8. Jul 15, 2017

### Staff: Mentor

My post was written in parallel to yours, it was a reply to the original post.
As r scales with 1/Z, it is probably better to call it a Z2 scaling

@barryj: There are no spectral lines involved in a tungsten light bulb. It is a continuum.

9. Jul 15, 2017

### barryj

Wait, Wait, Wait. Are you saying that heating tungsten to the point that it glows, as in a light bulb, and then passing the light through a prism you will not see the spectral lines??
Why not??

10. Jul 15, 2017

### Staff: Mentor

The emission is thermal. It follows a blackbody spectrum. No lines (at least to a good approximation).
You get something like this.

11. Jul 15, 2017

### barryj

So, how would I be able to seed the spectral lines of say tungsten if not by heating it up. As I recall, if you put a piece of copper wire into a flame you will see a blue or green color. Where does the color come from, is it thermal?

12. Jul 15, 2017

### Staff: Mentor

Spectral lines are observed when light is emitted from electron energy level transitions in single atoms or molecules (I'll say "atoms" henceforth for simplicity). This happens if the atoms themselves are not interacting with other atoms (or at least interacting very weakly); the best way to ensure that is to work with a gas of atoms (usually at very low pressure). So spectral line observations are made with, for example, gas discharge lamps--enclosed containers that hold vapor of various atoms:

https://en.wikipedia.org/wiki/Gas-discharge_lamp#Color

So if you filled a gas discharge lamp with tungsten vapor, you would see the spectral lines of tungsten. Or, if you put a piece of copper wire into a flame, some copper vapor is produced that emits the colored light you see.

However, the metal filament in a light bulb is not a gas, it's a solid, and what's more, it's a metal, which means that atoms interact very strongly with neighboring atoms and there are not sharp, widely spaced energy levels for the electrons. The light you see from an incandescent light bulb with a tungsten filament is, as others have said, almost entirely thermal radiation, i.e., incoherent radiation with a black-body spectrum arising from the thermal vibrations of the atoms, not from electron energy level transitions. What few electron energy level transitions there are are between very narrowly spaced energy levels determined by the larger scale (many atom) structure of the metal, not by the structure of individual atoms. So you won't see anything like the spectral lines emitted by single tungsten atoms in a vapor.

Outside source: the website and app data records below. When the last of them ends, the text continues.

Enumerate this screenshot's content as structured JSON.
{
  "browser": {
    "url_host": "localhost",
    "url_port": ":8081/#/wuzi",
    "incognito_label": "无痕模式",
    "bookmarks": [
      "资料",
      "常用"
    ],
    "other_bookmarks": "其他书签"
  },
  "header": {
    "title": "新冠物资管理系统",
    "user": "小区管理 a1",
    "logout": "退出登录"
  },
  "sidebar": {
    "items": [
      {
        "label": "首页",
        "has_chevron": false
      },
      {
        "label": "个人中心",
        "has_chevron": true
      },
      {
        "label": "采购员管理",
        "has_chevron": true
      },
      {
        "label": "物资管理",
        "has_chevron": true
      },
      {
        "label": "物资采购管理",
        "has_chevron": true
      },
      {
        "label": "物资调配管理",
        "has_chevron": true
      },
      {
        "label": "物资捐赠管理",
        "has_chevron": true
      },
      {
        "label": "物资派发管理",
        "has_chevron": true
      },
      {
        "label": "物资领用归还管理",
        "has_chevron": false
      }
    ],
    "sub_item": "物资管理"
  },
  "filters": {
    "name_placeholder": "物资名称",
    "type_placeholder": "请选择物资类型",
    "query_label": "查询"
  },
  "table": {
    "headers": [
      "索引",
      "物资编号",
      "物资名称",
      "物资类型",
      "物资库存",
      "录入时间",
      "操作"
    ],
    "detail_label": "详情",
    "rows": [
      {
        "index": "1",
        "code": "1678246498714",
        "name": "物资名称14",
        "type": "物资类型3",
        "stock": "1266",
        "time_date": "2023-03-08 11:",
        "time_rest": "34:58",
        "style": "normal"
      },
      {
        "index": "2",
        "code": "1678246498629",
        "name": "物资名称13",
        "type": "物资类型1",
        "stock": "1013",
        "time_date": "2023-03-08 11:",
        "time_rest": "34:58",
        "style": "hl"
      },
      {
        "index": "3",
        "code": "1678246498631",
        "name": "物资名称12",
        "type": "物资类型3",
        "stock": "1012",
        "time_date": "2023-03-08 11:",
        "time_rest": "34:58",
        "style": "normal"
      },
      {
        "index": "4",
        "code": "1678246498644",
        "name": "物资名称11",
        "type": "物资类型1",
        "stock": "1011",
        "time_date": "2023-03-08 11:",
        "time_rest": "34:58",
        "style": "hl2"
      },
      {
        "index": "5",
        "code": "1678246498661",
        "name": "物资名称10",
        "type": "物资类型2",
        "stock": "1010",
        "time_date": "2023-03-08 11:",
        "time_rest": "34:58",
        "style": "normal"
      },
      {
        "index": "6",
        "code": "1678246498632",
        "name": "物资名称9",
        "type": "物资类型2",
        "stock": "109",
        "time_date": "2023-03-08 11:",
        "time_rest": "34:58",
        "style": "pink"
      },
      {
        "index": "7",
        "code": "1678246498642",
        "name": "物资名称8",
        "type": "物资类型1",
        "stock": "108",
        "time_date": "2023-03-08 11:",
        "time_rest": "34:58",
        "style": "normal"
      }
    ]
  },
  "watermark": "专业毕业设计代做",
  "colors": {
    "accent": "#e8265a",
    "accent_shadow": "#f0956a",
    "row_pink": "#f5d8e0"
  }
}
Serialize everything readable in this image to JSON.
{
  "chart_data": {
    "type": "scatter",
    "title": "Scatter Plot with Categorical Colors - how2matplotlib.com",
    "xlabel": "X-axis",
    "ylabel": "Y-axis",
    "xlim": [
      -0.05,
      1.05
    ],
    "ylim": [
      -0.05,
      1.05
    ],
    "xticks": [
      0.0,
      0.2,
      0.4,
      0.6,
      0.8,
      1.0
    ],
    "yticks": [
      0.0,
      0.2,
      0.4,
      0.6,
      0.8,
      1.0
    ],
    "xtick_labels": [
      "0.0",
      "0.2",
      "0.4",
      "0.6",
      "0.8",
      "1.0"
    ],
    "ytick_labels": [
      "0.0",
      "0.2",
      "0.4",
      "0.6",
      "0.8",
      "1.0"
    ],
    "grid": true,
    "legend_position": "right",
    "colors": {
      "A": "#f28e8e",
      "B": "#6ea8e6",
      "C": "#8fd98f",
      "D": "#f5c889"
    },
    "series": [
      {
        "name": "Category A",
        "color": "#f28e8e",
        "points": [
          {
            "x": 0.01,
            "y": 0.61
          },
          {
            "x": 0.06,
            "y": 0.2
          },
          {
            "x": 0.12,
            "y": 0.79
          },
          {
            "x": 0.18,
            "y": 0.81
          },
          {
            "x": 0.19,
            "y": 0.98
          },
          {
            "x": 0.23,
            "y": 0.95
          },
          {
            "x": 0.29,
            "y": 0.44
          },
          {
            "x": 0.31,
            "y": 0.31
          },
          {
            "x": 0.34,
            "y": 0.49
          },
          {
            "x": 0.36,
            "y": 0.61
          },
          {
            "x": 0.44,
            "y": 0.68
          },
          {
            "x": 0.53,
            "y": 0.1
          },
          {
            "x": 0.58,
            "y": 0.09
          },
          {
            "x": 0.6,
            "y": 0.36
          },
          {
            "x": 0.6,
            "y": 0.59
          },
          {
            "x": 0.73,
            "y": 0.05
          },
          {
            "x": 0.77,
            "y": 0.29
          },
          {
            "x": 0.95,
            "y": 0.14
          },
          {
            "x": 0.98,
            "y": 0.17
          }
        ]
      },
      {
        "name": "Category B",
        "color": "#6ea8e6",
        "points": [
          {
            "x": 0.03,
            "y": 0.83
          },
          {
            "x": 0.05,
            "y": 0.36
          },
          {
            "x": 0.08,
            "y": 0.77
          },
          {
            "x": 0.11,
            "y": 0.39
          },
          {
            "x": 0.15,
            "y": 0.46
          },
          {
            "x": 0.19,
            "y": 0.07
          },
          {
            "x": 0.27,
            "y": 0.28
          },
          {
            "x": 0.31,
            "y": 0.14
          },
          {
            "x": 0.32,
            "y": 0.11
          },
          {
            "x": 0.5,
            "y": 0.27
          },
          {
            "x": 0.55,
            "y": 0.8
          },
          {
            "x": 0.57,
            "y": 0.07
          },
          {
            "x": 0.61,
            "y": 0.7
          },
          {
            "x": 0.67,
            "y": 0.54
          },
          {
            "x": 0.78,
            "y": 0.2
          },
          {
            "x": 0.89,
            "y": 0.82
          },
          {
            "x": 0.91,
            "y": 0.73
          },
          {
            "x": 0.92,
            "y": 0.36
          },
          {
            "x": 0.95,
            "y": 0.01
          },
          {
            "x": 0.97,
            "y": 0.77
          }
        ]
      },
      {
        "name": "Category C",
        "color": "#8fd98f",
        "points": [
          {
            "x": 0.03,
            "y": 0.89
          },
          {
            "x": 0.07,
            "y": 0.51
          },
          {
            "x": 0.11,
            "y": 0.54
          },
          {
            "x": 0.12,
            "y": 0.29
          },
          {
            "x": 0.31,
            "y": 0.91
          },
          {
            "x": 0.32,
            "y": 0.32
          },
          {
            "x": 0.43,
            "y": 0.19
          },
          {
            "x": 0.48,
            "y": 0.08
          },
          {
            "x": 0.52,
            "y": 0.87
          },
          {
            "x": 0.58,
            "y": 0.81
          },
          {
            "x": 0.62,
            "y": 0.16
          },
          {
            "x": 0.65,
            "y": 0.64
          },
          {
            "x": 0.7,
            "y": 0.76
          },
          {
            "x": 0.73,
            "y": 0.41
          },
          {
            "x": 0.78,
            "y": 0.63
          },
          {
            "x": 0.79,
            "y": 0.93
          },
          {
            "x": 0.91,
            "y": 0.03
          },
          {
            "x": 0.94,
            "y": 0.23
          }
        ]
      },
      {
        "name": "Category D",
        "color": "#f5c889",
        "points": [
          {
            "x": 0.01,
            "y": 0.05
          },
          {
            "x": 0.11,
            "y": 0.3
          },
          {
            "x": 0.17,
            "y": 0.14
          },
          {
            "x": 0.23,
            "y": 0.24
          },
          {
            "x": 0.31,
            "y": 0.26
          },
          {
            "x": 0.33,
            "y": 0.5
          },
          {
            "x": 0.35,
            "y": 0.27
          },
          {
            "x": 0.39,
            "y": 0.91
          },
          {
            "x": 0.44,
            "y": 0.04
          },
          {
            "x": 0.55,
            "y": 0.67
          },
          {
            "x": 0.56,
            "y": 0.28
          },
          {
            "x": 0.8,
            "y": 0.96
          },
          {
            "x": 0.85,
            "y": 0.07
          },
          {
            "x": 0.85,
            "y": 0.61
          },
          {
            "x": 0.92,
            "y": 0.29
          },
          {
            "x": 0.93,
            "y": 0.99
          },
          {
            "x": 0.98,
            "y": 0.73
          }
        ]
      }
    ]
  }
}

13. Jul 15, 2017

### barryj

I appreciate this explanation but with each explanation, I tend to have father questions. If copper vaporizes in a flame then it seems that some of the tungsten would also vaporize at a high voltage. In fact, if the voltage is high enough it would melt right?

So when we look at the spectrum from stars to identify their composition, why is this spectral and not thermal?

Is the sun spectral or thermal?

14. Jul 15, 2017

### Staff: Mentor

If the voltage is too high the tungsten filament melts and breaks. That means the light bulb stops conducting electricity, everything cools down and you have a broken light bulb.

Tungsten is chosen because it has such a high melting and boiling point (the highest of all pure elements): Vaporization is negligible.
It is mainly thermal from the plasma in the photosphere where the light is emitted. Above that you have the colder chromosphere, where you have atoms absorbing specific wavelengths.
The result is a continuous spectrum where a few spectral lines are missing.

From here. Yellow is the spectrum above the atmosphere.

This is different from mercury lamps, for example, where you only have the spectral lines as emission.

15. Jul 15, 2017

### barryj

Got it, thanks

16. Jul 15, 2017

### barryj

Above it was stated that when a piece of copper was inserted into a flame and the flame turned green it was due to the spectral emission of the copper. It was said that the copper vaporized where tungsten would not. Is this correct? If so, then if I had a piece of copper wire then why could I not heat it using electricity rather than a flame and get the green color.

17. Jul 15, 2017

### Staff: Mentor

Because the copper would melt and the wire would fall apart and stop conducting electricity, meaning the heating would stop.